“This is real life,” said Councilwoman Dottie Hersey, “and we need to be prepared.”
Several residents spoke up Monday, including Norman Snyder, who worked in law enforcement 41 years. He recalls when a pistol and police stick were just about the only tools of force given to officers.
“Law enforcement has evolved,” Snyder said. “We need to give our officers the resources, equipment and training they need to do their job.”
Marty Camhi, also retired law enforcement, agreed the job has changed. Parker and his staff live police work daily and if they say certain tools are needed, Camhi argued, less knowledgeable city staff and the public should trust them.
“We should go along with their opinion,” he said.
Any single incident requiring the rifles warrants having them ready, Camhi said.

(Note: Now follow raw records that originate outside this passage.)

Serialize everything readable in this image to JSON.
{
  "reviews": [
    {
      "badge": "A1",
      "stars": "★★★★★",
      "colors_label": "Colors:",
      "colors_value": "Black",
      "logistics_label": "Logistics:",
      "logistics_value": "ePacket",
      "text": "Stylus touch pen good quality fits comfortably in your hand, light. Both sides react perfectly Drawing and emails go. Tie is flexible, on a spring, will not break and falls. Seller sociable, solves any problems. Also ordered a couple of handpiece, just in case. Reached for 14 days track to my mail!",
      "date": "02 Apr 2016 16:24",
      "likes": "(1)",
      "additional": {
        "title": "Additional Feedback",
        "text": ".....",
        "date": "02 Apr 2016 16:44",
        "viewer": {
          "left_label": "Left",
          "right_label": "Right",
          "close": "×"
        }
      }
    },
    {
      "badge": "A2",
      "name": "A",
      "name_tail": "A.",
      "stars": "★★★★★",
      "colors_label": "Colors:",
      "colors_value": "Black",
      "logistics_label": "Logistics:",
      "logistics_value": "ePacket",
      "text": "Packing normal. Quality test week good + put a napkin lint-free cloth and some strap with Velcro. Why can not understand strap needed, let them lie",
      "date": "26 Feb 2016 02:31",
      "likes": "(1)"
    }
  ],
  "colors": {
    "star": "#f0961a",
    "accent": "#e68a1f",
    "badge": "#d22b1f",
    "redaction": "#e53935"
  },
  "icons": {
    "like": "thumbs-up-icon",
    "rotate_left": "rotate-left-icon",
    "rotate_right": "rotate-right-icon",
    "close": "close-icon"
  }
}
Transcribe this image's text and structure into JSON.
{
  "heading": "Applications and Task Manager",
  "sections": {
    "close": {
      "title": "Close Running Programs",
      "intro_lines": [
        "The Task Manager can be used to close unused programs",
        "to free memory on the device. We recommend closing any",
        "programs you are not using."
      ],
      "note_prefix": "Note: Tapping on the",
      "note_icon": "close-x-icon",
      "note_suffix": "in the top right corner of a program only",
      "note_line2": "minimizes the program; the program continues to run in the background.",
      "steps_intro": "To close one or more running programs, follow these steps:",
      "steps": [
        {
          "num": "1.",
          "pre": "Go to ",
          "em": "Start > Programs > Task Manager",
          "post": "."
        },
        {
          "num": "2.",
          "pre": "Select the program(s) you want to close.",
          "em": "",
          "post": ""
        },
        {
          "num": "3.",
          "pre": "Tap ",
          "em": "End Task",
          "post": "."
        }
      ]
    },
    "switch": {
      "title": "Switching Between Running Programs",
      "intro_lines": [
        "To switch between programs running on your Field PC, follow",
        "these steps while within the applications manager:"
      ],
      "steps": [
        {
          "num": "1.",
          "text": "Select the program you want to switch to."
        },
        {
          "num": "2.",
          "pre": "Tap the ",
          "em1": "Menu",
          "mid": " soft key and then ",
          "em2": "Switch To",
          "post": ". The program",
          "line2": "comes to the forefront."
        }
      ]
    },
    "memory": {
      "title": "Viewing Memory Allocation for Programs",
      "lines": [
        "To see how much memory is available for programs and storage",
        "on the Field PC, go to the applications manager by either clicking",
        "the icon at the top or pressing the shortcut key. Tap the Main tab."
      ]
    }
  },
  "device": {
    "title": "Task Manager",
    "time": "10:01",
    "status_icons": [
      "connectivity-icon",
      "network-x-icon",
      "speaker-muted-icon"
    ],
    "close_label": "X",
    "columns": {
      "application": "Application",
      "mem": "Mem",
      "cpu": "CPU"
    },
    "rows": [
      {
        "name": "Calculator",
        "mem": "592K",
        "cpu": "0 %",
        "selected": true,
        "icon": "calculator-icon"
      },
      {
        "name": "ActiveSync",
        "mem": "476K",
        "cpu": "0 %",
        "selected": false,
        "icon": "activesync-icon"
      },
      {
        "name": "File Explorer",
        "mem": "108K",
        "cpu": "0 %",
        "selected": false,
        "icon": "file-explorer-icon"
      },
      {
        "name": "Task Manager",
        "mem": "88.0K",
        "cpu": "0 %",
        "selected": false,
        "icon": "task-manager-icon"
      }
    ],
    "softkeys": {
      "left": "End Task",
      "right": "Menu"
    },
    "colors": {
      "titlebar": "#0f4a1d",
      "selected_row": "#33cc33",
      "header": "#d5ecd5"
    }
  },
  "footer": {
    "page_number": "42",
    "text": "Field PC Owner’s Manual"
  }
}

“I’d rather have that weapon and never use it than to need it one time and never have it,” he said.
Resident Bill O’Boyle offered concern with the new weapons. If the city is adding rifles, he wants added training for the officers who will use them.
“If you’re going to have weapons that do that much damage, you need to have a specialized trained force in Tega Cay trained to use that weapon,” O’Boyle said.
While some focused on needing a rifle one time, O’Boyle cautioned improper or untrained use one time could be equally devastating.
“One mistake and kids’ lives are at stake,” he said. “And that’s a very precious thing.”
Parker said anyone concerned about the rifles should look at the department’s track record. They have nine already, and haven’t had to use them – yet.
“We’ve had these for 14 years and nobody knew it,” he said, “meaning we’re following the guidelines.”
The city department has two officers who traveled to Texas for national training, and all officers exceed gun training requirements. Parker also agreed to report any use of a rifle to council with details of the incident.
“It is a serious weapon, and we take this issue very seriously,” Parker said.
Still, he said, the rifles are a national standard for law enforcement. Every agency in York County, from the York County Sheriff’s Office to police at Winthrop University, has them. Citizens likely would never see the rifles, which would be used for active shooter or similar situations.
“This is not the first weapon that police are going to grab when something is going on,” said Councilman David O’Neal.
The city department trains the Fort Mill School District annually on active shooter scenarios. Training for city staff and elected leaders is planned in coming months. Parker said shotguns, which the rifles would replace, are more dangerous from distance because of their wider spread shot.
“We need to make sure we have the right weapon to use,” he said.
The average active shooter situation lasts less than 12 minutes, he said, while the average response time for a specialized force from the county is about 45 minutes. Equipping all Tega Cay officers with weapons they are trained to use in those situations, Parker said, would save lives.
“We want to make sure we can protect our citizens in the best way possible,” he said.
Mayor George Sheppard said in a violent situation, neither he nor other elected officials are in charge. Parker is. Though leaders never want to think such an incident could happen in Tega Cay, Sheppard wants the city to be prepared.
“He is asking for the tools from us in case, God forbid, it’s ever needed,” Sheppard said.
Hersey figures anyone looking to do harm in Tega Cay isn’t having the same concerns of too much firepower.
“Especially if the bad guys are going to have them,” she said, “we’ve got to fight fire with fire.”